If we didn’t laugh, we would have cried. When we arrived at the Elgin, we took our places, halfway down the block at the back of the line. Or so we thought until a volunteer asked us to continue down the street to the back of the line. And then another volunteer told us to do the same. And another. And another. And another until we had both lost track of where we were. The seven minute walk into the theatre was disheartening but even at the very back of the balcony we had a good view of the screen and the breathtaking architecture of the historic theatre. We waiting anxiously as Park Chan-wook took the stage, his soft spoken manner a misleading introduction to a movie he promised was full of “love between two women, two men, and…a huge octopus.” I would gush about what the next two and a half hours had in store but that would really be unfair and would not do justice to the masterpiece we both felt we had witnessed.
We agreed it was the perfect day but promised not to rule out tomorrow’s film. We couldn’t imagine anything surpassing the execution and narrative of The Handmaiden but then again, we did not have J.A. Bayona’s imagination.
TIFF 2016: Day Three
We savoured every part of our last day in Toronto as we got up early to head to our final movie of the festival, A Monster Calls. I can’t divulge anything about this highly anticipated movie (as much I want to) except for that we had no reason to try to minimize our expectations. In fact, we even had to give ourselves a couple of hours break before discussing it because of how much it resonated with us.

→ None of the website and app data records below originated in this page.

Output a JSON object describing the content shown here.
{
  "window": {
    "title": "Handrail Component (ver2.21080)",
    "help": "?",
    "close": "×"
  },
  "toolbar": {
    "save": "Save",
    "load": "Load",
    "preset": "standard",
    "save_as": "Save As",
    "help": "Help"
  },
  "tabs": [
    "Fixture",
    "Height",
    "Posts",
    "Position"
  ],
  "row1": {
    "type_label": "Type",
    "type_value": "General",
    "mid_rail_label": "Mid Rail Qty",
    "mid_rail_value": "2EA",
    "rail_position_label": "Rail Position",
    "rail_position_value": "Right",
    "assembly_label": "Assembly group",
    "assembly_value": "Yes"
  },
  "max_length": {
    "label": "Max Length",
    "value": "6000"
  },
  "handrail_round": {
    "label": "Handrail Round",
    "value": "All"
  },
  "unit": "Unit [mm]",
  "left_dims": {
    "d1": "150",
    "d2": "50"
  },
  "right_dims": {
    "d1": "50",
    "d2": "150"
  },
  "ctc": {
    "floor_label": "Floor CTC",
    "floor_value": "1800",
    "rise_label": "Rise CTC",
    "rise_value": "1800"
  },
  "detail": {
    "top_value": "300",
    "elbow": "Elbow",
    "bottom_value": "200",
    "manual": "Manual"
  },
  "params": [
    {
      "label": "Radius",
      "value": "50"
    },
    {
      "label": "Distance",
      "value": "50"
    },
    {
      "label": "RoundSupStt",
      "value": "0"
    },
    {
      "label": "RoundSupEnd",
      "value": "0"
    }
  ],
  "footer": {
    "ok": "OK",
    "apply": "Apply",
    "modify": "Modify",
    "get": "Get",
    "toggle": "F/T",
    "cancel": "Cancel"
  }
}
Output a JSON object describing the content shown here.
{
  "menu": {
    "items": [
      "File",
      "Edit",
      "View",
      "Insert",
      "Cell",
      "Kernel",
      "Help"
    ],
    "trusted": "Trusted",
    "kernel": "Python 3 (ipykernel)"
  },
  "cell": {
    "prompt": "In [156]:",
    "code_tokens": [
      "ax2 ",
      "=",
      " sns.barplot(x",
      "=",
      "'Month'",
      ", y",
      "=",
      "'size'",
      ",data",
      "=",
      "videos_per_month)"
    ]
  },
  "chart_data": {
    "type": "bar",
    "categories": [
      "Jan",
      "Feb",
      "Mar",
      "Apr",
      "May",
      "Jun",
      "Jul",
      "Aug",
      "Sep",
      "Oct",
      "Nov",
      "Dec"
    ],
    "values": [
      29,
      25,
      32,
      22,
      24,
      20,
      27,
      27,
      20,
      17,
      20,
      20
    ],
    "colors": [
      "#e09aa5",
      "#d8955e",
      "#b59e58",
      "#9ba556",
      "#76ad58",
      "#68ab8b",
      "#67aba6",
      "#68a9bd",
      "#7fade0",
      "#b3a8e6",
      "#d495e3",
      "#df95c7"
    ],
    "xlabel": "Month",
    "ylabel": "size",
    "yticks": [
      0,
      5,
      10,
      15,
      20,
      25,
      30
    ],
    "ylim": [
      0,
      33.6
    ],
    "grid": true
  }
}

We made our way back out into the sunset on Bloor Street West across the street for a delicious brunch at Insomnia, where the breakfast and bar restaurant boasts “good morning…and good night” about its entrance. We even stopped into the historic discount department store Honest Ed’s, which sold clothes, school supplies, and groceries, as well as provided services to a dentist and hair dresser in a time-capsuled store that covered an entire block’s surface area.
We then followed Bathurst back downtown, passing by Thomson Hotel and many trendy looking bars and clubs before we concluded with souvenir shopping and a drink at The Porch, a rooftop bar with a lovely view of the CN Tower and the tall city buildings. As we headed for our evening train to Montreal, we picked up burritos to-go from Chipotle, talking non-stop about the movies we had seen.
Attending TIFF 2016 felt like an initiation into a world we had been dreaming about, getting the chance to hear, first hand from directors, how they felt about their films and being in an environment where film was just as exciting for the people around us as it was for us. Gushing with Canadian pride, the festival did not disappoint, leaving its impression on us and ensuring our return.